A man faces stiff consequences this week thanks to viral footage of his interaction with an African American teenager. The video shows Luis Santos pull up next to the 18-year-old in the early hours of June 8 and accuse him of theft. The camera continues rolling as the Florida man illegally detains the black youth and calls the police with phony accusations against him. Now, it’s Santos who’s facing legal repercussions from the incident.
The teen was riding his bike to an early-morning basketball practice when Santos stopped him at 5:34 am, reports Fox 23 news. Video apparently shot by Santos himself shows him pull up beside the boy in an automobile.
“You work here?” Santos asks the teen. “You live here?”
After getting the teen to reveal his full address, Santos tells him, “You’re not going anywhere,” while stepping out of the car. “You’re being detained,” he continues.

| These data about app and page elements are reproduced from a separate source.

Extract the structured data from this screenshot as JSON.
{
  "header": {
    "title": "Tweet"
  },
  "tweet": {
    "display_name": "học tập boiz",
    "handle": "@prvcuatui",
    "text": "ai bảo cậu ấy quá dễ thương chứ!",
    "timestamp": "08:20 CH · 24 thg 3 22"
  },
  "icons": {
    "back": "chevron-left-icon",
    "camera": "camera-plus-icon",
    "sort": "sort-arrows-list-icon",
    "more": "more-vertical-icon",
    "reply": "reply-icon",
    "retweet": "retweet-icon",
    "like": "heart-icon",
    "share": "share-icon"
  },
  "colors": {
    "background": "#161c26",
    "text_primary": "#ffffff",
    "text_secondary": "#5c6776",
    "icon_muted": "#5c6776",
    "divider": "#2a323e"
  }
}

Audio from Santos’ 911 call, released by the Hillsborough State Attorney’s office, documents the rest of the encounter. On the tape, Santos falsely claims to have footage of the teen — “a black guy,” as he says — breaking into cars and stealing property. He also identifies himself, misleadingly, as an off-duty officer.
In fact, Santos is a former security guard who recently left a position at a local theme park, reports ABC News.
No Evidence of Crime
Upon arriving at the scene, police found no evidence of the crimes Santos reported. What they did find was the teen visibly shaken and hyperventilating with his hands still raised in the air. According to a criminal affidavit, Santos had his hand placed near his pants pocket during the confrontation in a “manner that made the victim feel as if the defendant may have a weapon, even though none was seen.”
Police quickly realized that while the teenage boy was innocent, Santos had potentially committed a crime. They immediately referred the case to the State Attorney’s office.
“What happened that morning should upset everyone in our community,” State Attorney Andrew Warren said in a statement. “We have skilled police officers — we don’t need vigilantes confronting people on the street.”
While Warren called the incident “a case of racial profiling,” prosecutors confirmed on July 19 that it’s not being classified as a hate crime.
ABC News also reports that, because Santos’ security officer certification had not yet expired during the incident, he will not be charged with impersonating a police officer. He is, however, facing charges of third-degree false imprisonment. If convicted, he faces up to five years in prison. Santos currently awaits a court date after posting $2,000 in bail.
“There have been recent examples of confrontations like this across the country that have ended tragically,” Warren said. “The fact that this didn’t end with a loss of life doesn’t make it any less of a crime. What Mr. Santos did is unacceptable and illegal — now he’ll face consequences for his actions.”